Cróga scrambled to his feet but it was too late. The first monster, Scréadach, had wheeled and dived and as the Elf got up it crashed into him like a hawk into a heron and transfixing him with its long curved claws it snatched him from the ground and bore him up into the smoke-filled air…

Cróga let out a scream of pain as the crooked talons embedded themselves deeply in his shoulder and side. He felt their poison enter his blood and his senses swam. But he was kept awake by the rushing of the cold wind, and looking down he saw spread out below him the whole battlefield, the ranks of Men and Elves and the banners of Gil-galad the Elven-king and Isildur, King of Gondor. He saw too the armies of Sauron, dark rank upon dark rank under their black flags, stretching back into the mist towards Mordor. Then everything grew smaller and smaller, and instinctively he clutched the very talons that held him. As he did so he heard a voice, ghostly and cold, say with a laugh like a death rattle;

‘Scaoil é. Let him go!’

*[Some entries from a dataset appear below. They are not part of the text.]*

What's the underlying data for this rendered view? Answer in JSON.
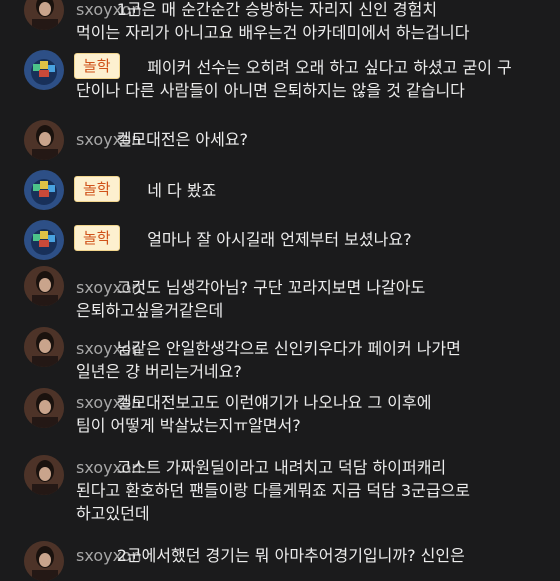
{
  "chat": {
    "messages": [
      {
        "type": "user",
        "nickname": "sxoyxon",
        "text": "        1군은 매 순간순간 승방하는 자리지 신인 경험치\n먹이는 자리가 아니고요 배우는건 아카데미에서 하는겁니다"
      },
      {
        "type": "badge",
        "badge": "놀학",
        "text": "              페이커 선수는 오히려 오래 하고 싶다고 하셨고 굳이 구\n단이나 다른 사람들이 아니면 은퇴하지는 않을 것 같습니다"
      },
      {
        "type": "user",
        "nickname": "sxoyxon",
        "text": "        켈모대전은 아세요?"
      },
      {
        "type": "badge",
        "badge": "놀학",
        "text": "              네 다 봤죠"
      },
      {
        "type": "badge",
        "badge": "놀학",
        "text": "              얼마나 잘 아시길래 언제부터 보셨나요?"
      },
      {
        "type": "user",
        "nickname": "sxoyxon",
        "text": "        그것도 님생각아님? 구단 꼬라지보면 나갈아도\n은퇴하고싶을거같은데"
      },
      {
        "type": "user",
        "nickname": "sxoyxon",
        "text": "        님같은 안일한생각으로 신인키우다가 페이커 나가면\n일년은 걍 버리는거네요?"
      },
      {
        "type": "user",
        "nickname": "sxoyxon",
        "text": "        켈모대전보고도 이런얘기가 나오나요 그 이후에\n팀이 어떻게 박살났는지ㅠ알면서?"
      },
      {
        "type": "user",
        "nickname": "sxoyxon",
        "text": "        고스트 가짜원딜이라고 내려치고 덕담 하이퍼캐리\n된다고 환호하던 팬들이랑 다를게뭐죠 지금 덕담 3군급으로\n하고있던데"
      },
      {
        "type": "user",
        "nickname": "sxoyxon",
        "text": "        2군에서했던 경기는 뭐 아마추어경기입니까? 신인은"
      }
    ]
  }
}
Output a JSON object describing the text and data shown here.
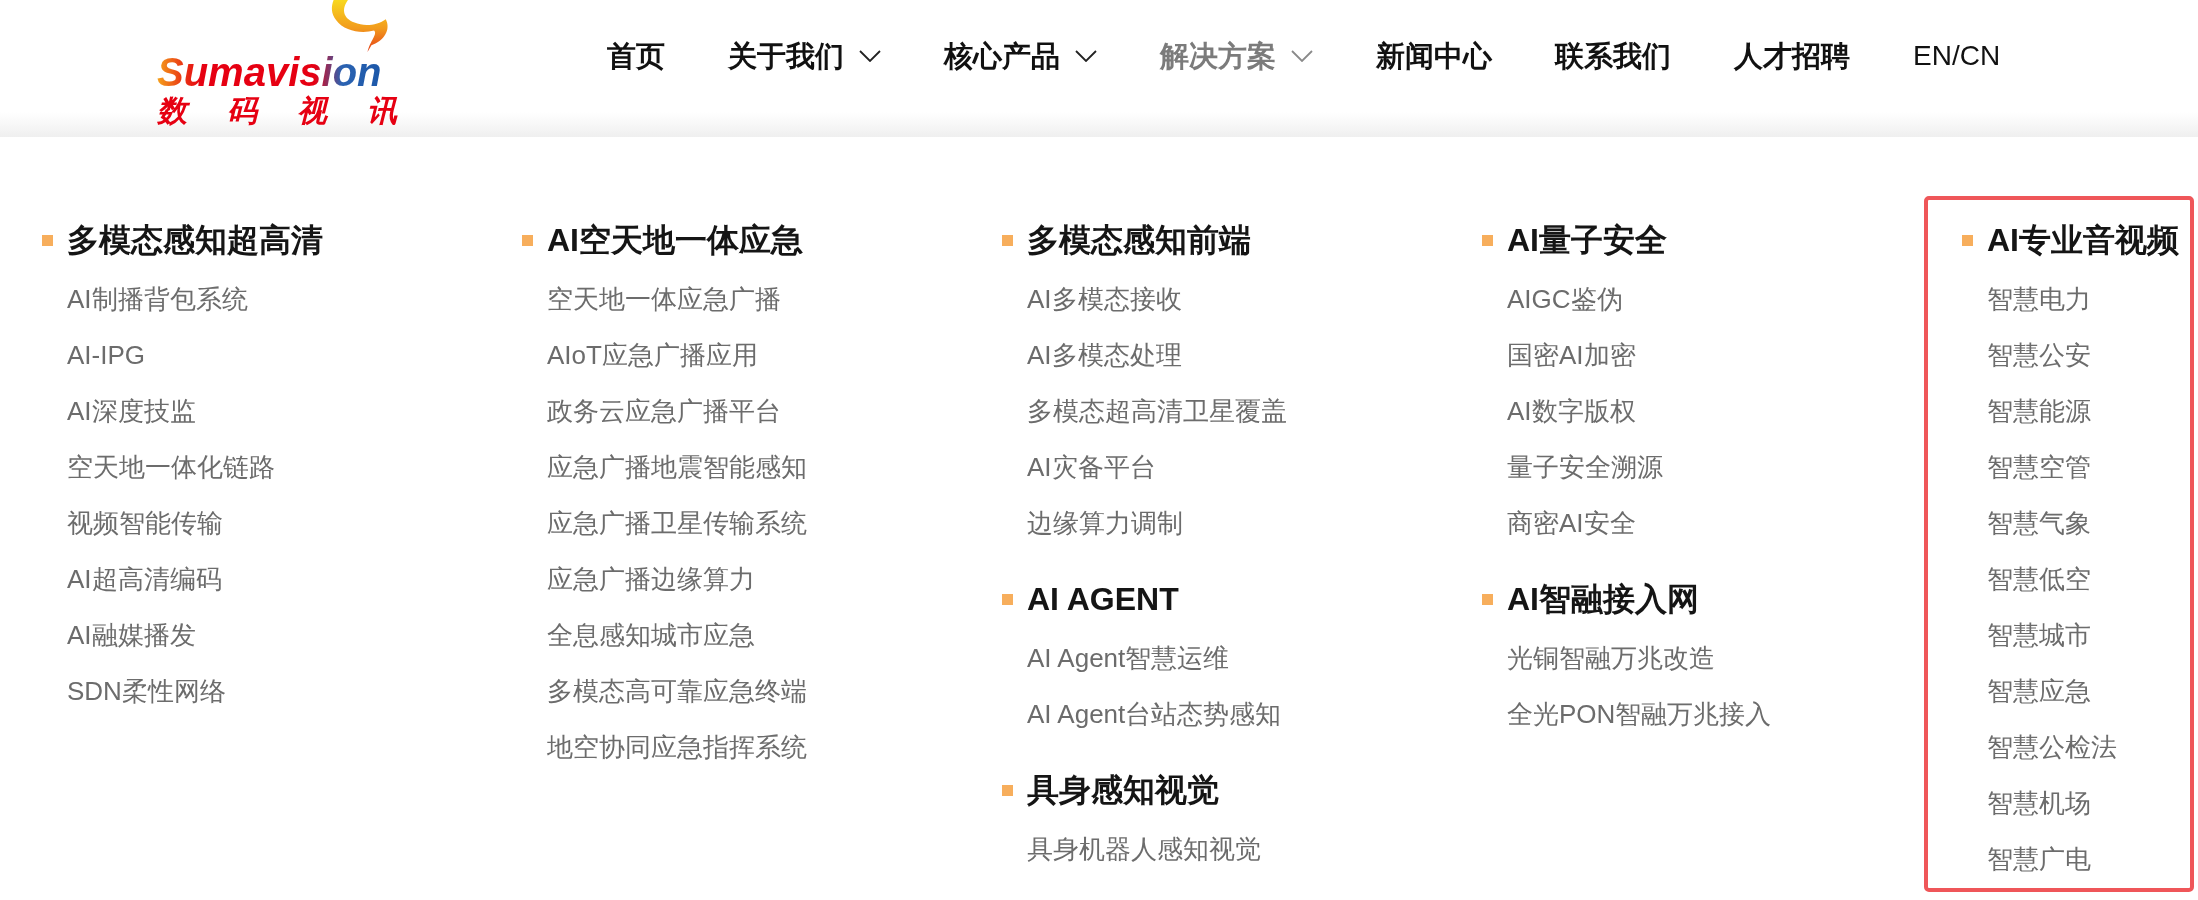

And with a long wailing shriek Scréadach opened its claws and released Cróga to fall to the ground…

Galadriel left her Mirror, now dark and without image or reflection, and silently ascended the mossy steps to her bower. She sat down on her silver throne and drew her grey hood over her bright hair and mithril diadem. Then she bowed her head and for a long time did not move, but the great Elven-ring Nenya glowed with white fire on her hand.

Towards dawn its fire faded, and the Queen put back her hood and looking up saw the stars begin to pale.
'I too begin to fade' she thought. 'I am weary of grief and loss...'
Then she smiled.
'Why have I worn out my strength trying to save this one Elf, when so many are in peril?' she wondered. Then she remembered Frodo, and thought;

'We cannot save many, but perhaps we can save one and by that our loss may be redeemed. And this Elf was once beloved....'